Problem to work on :: Copy everything in the records, character for character, except images.

**** Information provided

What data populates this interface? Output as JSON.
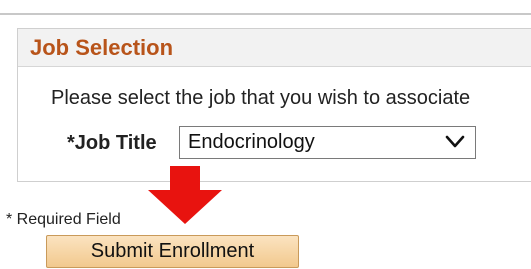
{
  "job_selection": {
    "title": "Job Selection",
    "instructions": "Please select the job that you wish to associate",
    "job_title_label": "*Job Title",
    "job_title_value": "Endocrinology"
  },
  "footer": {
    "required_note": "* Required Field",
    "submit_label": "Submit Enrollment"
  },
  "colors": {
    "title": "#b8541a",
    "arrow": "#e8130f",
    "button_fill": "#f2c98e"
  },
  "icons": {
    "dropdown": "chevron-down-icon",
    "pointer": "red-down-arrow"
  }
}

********

Final answer ::
What data populates this interface? Output as JSON.
{
  "job_selection": {
    "title": "Job Selection",
    "instructions": "Please select the job that you wish to associate",
    "job_title_label": "*Job Title",
    "job_title_value": "Endocrinology"
  },
  "footer": {
    "required_note": "* Required Field",
    "submit_label": "Submit Enrollment"
  },
  "colors": {
    "title": "#b8541a",
    "arrow": "#e8130f",
    "button_fill": "#f2c98e"
  },
  "icons": {
    "dropdown": "chevron-down-icon",
    "pointer": "red-down-arrow"
  }
}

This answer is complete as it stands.